Data for analysis ->
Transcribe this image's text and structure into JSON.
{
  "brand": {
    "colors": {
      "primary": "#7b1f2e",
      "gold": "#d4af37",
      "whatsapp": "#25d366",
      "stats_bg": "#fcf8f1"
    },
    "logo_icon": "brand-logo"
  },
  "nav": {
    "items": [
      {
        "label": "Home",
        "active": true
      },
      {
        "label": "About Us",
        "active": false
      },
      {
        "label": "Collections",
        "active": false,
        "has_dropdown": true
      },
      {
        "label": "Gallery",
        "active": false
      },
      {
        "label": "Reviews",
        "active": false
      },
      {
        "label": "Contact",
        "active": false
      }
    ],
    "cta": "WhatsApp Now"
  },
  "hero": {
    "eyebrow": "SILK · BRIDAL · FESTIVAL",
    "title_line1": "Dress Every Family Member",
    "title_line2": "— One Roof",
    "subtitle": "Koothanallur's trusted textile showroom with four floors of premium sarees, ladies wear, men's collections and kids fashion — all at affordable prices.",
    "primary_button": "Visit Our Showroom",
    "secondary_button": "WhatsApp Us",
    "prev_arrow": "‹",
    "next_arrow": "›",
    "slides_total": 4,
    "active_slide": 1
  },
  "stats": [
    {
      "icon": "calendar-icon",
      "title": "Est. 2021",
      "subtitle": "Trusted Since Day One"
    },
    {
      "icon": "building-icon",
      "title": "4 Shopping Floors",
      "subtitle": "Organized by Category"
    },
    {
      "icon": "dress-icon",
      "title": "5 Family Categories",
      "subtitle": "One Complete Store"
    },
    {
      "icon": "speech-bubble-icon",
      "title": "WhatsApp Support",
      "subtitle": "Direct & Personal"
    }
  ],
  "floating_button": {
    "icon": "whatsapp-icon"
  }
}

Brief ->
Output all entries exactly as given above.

Answer for the task ->
Transcribe this image's text and structure into JSON.
{
  "brand": {
    "colors": {
      "primary": "#7b1f2e",
      "gold": "#d4af37",
      "whatsapp": "#25d366",
      "stats_bg": "#fcf8f1"
    },
    "logo_icon": "brand-logo"
  },
  "nav": {
    "items": [
      {
        "label": "Home",
        "active": true
      },
      {
        "label": "About Us",
        "active": false
      },
      {
        "label": "Collections",
        "active": false,
        "has_dropdown": true
      },
      {
        "label": "Gallery",
        "active": false
      },
      {
        "label": "Reviews",
        "active": false
      },
      {
        "label": "Contact",
        "active": false
      }
    ],
    "cta": "WhatsApp Now"
  },
  "hero": {
    "eyebrow": "SILK · BRIDAL · FESTIVAL",
    "title_line1": "Dress Every Family Member",
    "title_line2": "— One Roof",
    "subtitle": "Koothanallur's trusted textile showroom with four floors of premium sarees, ladies wear, men's collections and kids fashion — all at affordable prices.",
    "primary_button": "Visit Our Showroom",
    "secondary_button": "WhatsApp Us",
    "prev_arrow": "‹",
    "next_arrow": "›",
    "slides_total": 4,
    "active_slide": 1
  },
  "stats": [
    {
      "icon": "calendar-icon",
      "title": "Est. 2021",
      "subtitle": "Trusted Since Day One"
    },
    {
      "icon": "building-icon",
      "title": "4 Shopping Floors",
      "subtitle": "Organized by Category"
    },
    {
      "icon": "dress-icon",
      "title": "5 Family Categories",
      "subtitle": "One Complete Store"
    },
    {
      "icon": "speech-bubble-icon",
      "title": "WhatsApp Support",
      "subtitle": "Direct & Personal"
    }
  ],
  "floating_button": {
    "icon": "whatsapp-icon"
  }
}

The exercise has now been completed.